WHAT IS BEING ASKED:
Please set down, with no changes, every line of the material below from the one containing "Decode this image" through the end. Skip the pictures.

########

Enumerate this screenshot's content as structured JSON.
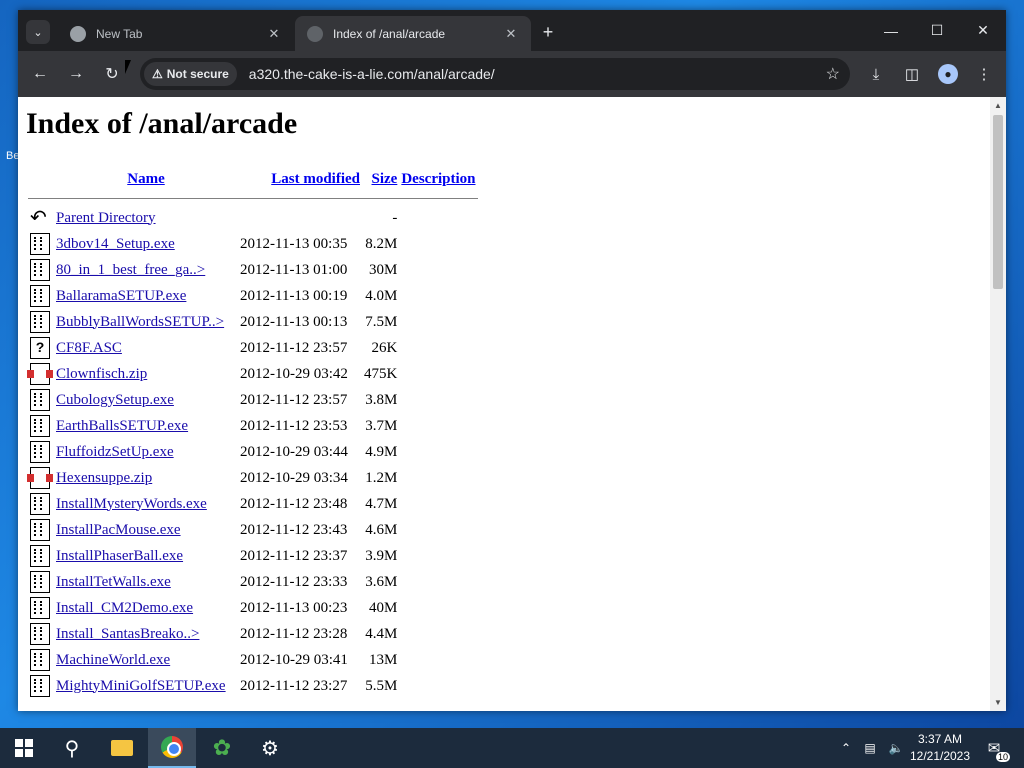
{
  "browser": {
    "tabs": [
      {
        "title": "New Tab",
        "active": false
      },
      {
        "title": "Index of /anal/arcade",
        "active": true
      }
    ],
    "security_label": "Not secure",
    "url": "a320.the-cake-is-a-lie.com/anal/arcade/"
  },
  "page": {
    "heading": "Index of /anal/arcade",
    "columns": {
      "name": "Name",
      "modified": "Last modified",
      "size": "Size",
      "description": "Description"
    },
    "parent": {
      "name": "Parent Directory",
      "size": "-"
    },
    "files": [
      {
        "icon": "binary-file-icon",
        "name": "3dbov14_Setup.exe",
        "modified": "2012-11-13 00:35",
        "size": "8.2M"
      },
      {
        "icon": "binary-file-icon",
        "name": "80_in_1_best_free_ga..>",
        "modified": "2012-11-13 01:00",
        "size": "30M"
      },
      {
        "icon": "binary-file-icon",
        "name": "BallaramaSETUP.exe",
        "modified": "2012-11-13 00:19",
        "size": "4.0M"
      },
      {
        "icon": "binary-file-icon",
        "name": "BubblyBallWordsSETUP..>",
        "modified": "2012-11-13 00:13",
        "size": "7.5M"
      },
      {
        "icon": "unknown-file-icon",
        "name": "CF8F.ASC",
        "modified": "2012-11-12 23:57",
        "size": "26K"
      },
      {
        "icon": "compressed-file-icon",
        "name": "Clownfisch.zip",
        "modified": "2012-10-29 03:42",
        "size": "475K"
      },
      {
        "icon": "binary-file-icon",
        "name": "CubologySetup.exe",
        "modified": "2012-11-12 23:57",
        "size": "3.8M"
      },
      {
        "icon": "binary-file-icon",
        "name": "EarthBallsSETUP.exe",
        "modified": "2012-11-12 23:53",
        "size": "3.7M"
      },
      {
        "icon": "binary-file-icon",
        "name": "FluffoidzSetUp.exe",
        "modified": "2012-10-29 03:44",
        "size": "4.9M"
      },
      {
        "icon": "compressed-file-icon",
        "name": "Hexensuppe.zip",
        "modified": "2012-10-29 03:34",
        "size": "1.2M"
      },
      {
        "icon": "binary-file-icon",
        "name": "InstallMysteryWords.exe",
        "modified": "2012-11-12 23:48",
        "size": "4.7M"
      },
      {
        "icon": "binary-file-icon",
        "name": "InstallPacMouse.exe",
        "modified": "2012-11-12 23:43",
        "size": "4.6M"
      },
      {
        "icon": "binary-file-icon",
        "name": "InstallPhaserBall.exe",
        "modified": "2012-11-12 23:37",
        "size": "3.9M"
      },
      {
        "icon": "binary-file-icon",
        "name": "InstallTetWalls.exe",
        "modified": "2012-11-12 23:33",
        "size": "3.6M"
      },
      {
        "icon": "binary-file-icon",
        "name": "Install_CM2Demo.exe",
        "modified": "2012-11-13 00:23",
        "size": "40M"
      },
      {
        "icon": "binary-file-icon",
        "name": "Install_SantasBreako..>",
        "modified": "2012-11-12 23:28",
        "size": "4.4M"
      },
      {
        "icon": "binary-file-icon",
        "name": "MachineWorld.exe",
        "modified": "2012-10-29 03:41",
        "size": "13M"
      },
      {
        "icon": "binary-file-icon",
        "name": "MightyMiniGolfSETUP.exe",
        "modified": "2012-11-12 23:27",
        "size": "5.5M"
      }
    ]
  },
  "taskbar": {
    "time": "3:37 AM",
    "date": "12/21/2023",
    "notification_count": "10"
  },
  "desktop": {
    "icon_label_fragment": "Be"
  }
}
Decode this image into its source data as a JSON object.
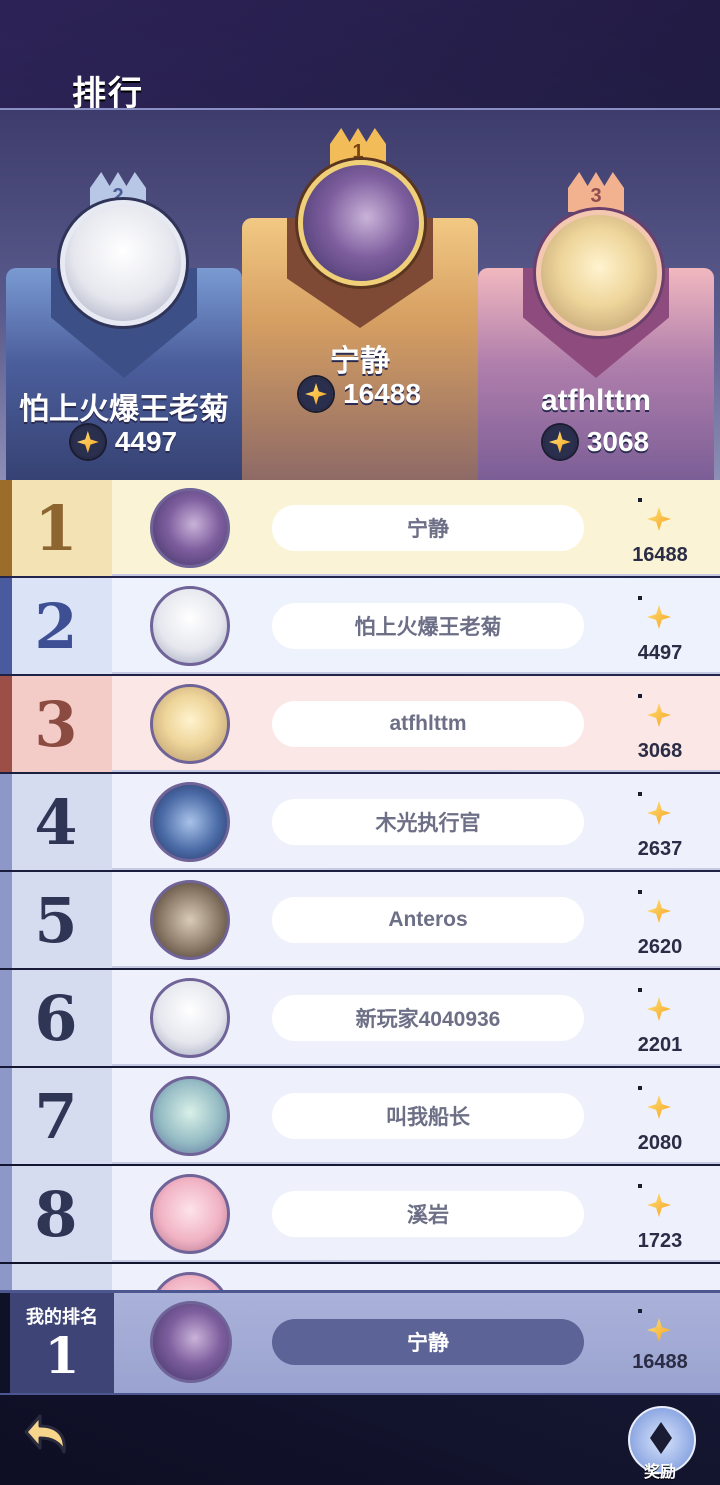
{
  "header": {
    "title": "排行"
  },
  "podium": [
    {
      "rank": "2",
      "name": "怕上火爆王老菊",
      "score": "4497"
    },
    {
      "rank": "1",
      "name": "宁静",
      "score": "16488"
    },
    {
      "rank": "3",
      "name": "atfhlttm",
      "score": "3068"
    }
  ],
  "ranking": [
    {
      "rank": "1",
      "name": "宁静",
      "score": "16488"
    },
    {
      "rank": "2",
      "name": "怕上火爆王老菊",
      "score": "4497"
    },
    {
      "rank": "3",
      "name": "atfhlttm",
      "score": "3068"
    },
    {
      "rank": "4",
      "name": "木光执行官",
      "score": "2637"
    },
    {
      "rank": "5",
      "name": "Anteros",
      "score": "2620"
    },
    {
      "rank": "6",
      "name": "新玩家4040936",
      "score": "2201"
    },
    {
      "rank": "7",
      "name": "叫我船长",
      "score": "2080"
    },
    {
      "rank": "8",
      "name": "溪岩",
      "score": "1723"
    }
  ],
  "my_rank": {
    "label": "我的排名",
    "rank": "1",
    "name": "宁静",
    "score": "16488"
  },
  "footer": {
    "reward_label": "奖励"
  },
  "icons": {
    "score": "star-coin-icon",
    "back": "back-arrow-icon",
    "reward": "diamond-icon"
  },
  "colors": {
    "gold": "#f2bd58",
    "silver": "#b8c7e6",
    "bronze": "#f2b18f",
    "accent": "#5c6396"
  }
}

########

WRITTEN RESPONSE:
Decode this image into its source data as a JSON object.
{
  "header": {
    "title": "排行"
  },
  "podium": [
    {
      "rank": "2",
      "name": "怕上火爆王老菊",
      "score": "4497"
    },
    {
      "rank": "1",
      "name": "宁静",
      "score": "16488"
    },
    {
      "rank": "3",
      "name": "atfhlttm",
      "score": "3068"
    }
  ],
  "ranking": [
    {
      "rank": "1",
      "name": "宁静",
      "score": "16488"
    },
    {
      "rank": "2",
      "name": "怕上火爆王老菊",
      "score": "4497"
    },
    {
      "rank": "3",
      "name": "atfhlttm",
      "score": "3068"
    },
    {
      "rank": "4",
      "name": "木光执行官",
      "score": "2637"
    },
    {
      "rank": "5",
      "name": "Anteros",
      "score": "2620"
    },
    {
      "rank": "6",
      "name": "新玩家4040936",
      "score": "2201"
    },
    {
      "rank": "7",
      "name": "叫我船长",
      "score": "2080"
    },
    {
      "rank": "8",
      "name": "溪岩",
      "score": "1723"
    }
  ],
  "my_rank": {
    "label": "我的排名",
    "rank": "1",
    "name": "宁静",
    "score": "16488"
  },
  "footer": {
    "reward_label": "奖励"
  },
  "icons": {
    "score": "star-coin-icon",
    "back": "back-arrow-icon",
    "reward": "diamond-icon"
  },
  "colors": {
    "gold": "#f2bd58",
    "silver": "#b8c7e6",
    "bronze": "#f2b18f",
    "accent": "#5c6396"
  }
}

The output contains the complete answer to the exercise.